Today, as the race finally entered the big mountains, we had two great examples of the importance of pacing. Too often, cyclists, even the pros, blow up by trying to ride at a pace they cannot sustain.
Hang around coaches, elite athletes, or even online message boards very long, and you’ll soon hear terms like MLSS, Threshold, and FTP thrown around. The fancy terms and jumbled acronyms come down to this – the pace you can sustain for a long time; like say a hors categorie climb in the Tour de France, or maybe just the last 5 miles to the coffee shop on your Sunday ride.
Today we saw Geraint Thomas from Team Sky attack ~4km from the top of the Col de Tourmalet. This attack dropped Jeremy Roy from Francaise des Jeux. However, because Roy was patient and rode his own pace, he was able to catch Thomas and beat him over the top of the mountain; netting himself a cool €5,000, a bunch of mountains points, and more than a few bragging rights as a Frenchman winning a famous French climb on Bastille Day!
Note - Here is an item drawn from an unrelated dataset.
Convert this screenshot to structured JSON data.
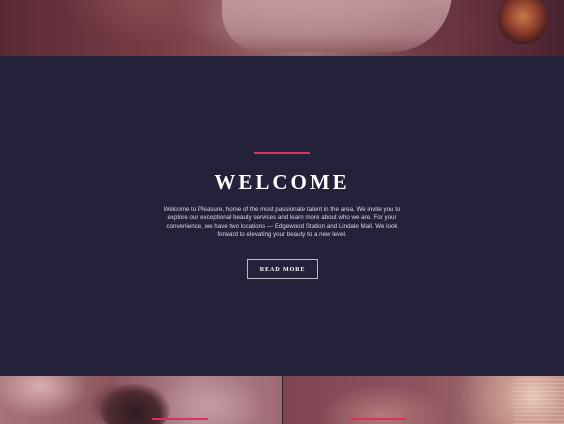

On the final climb to Luz Ardiden, race leader Thomas Voeckler came off the group with a little more than a kilometer to go. Again, he rode his own pace and only conceded 37 seconds of his precious grip on the yellow jersey, rather than a minute or more had he gone into oxygen debt and toiled his way to the line.
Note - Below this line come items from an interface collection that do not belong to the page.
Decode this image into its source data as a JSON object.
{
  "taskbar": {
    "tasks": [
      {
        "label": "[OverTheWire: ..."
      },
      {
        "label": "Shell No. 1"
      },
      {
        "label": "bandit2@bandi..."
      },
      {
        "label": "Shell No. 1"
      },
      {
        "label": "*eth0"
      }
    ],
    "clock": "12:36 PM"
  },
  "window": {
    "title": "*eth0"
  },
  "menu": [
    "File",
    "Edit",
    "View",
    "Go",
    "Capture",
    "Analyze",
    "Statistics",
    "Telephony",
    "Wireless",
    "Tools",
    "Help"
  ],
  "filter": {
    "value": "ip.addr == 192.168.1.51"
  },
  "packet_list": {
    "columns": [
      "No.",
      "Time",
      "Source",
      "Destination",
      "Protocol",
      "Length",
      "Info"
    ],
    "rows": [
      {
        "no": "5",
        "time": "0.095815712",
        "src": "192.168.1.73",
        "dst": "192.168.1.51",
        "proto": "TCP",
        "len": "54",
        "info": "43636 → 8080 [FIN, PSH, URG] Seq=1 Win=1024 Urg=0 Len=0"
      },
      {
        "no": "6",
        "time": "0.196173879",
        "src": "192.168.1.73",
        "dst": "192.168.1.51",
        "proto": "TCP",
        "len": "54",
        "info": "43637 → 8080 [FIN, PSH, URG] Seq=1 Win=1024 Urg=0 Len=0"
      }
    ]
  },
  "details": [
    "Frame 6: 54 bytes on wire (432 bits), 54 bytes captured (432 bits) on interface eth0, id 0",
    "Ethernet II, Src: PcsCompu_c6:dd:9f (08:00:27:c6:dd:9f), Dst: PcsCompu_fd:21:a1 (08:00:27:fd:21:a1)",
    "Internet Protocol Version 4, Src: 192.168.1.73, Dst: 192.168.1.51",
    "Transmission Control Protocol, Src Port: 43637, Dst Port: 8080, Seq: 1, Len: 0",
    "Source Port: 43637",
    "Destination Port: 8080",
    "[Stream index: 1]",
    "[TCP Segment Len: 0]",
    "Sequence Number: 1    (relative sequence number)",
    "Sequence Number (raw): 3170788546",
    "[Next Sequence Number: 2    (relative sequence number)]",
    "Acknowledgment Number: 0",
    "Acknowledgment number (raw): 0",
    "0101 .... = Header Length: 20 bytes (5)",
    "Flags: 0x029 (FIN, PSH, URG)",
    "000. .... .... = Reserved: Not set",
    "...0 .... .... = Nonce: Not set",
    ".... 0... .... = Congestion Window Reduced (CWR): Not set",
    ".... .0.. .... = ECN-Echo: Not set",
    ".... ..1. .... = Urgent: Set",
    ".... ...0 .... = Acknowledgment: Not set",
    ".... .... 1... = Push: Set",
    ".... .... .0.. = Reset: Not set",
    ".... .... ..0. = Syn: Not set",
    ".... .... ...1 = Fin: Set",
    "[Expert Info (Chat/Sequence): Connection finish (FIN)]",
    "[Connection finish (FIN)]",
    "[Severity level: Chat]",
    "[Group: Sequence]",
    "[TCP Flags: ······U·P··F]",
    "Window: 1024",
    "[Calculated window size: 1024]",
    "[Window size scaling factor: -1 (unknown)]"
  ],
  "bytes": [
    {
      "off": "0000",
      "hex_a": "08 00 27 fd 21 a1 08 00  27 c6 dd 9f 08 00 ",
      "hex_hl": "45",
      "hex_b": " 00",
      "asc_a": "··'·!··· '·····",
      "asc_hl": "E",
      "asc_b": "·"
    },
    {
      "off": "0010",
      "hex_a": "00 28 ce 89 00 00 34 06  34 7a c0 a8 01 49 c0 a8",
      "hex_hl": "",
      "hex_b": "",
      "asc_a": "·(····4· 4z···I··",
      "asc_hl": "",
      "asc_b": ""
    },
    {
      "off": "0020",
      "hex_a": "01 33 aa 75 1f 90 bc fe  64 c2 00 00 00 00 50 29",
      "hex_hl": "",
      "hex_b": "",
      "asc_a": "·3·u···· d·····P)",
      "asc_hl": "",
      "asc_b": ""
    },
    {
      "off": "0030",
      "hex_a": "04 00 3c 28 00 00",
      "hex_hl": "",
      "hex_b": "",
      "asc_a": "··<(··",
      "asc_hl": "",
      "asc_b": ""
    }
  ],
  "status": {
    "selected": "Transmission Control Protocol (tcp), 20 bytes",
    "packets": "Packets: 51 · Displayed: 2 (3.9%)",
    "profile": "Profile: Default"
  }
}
Both of these riders were under tremendous pressure, but were able to keep their wits about them and ride within themselves. It’s terribly hard to let someone ride away from you, but I promise that it’s even harder to crack, or blow-up, and crawl the rest of the way. Better to concede a few seconds than a few minutes, right?
Steen A. Rose is an elite cycling and triathlon coach. He started coaching in 2003, and has been an Elite Coach with Training Bible Coaching since 2009. Steen is also captain of the Sun & Ski/Subaru Cycling and Triathlon teams. He has been racing since 1997, holds a Category 1 license, and has 13 state championships, 3 national medals, and 4 international podiums to his credit. He can be reached at firstname.lastname@example.org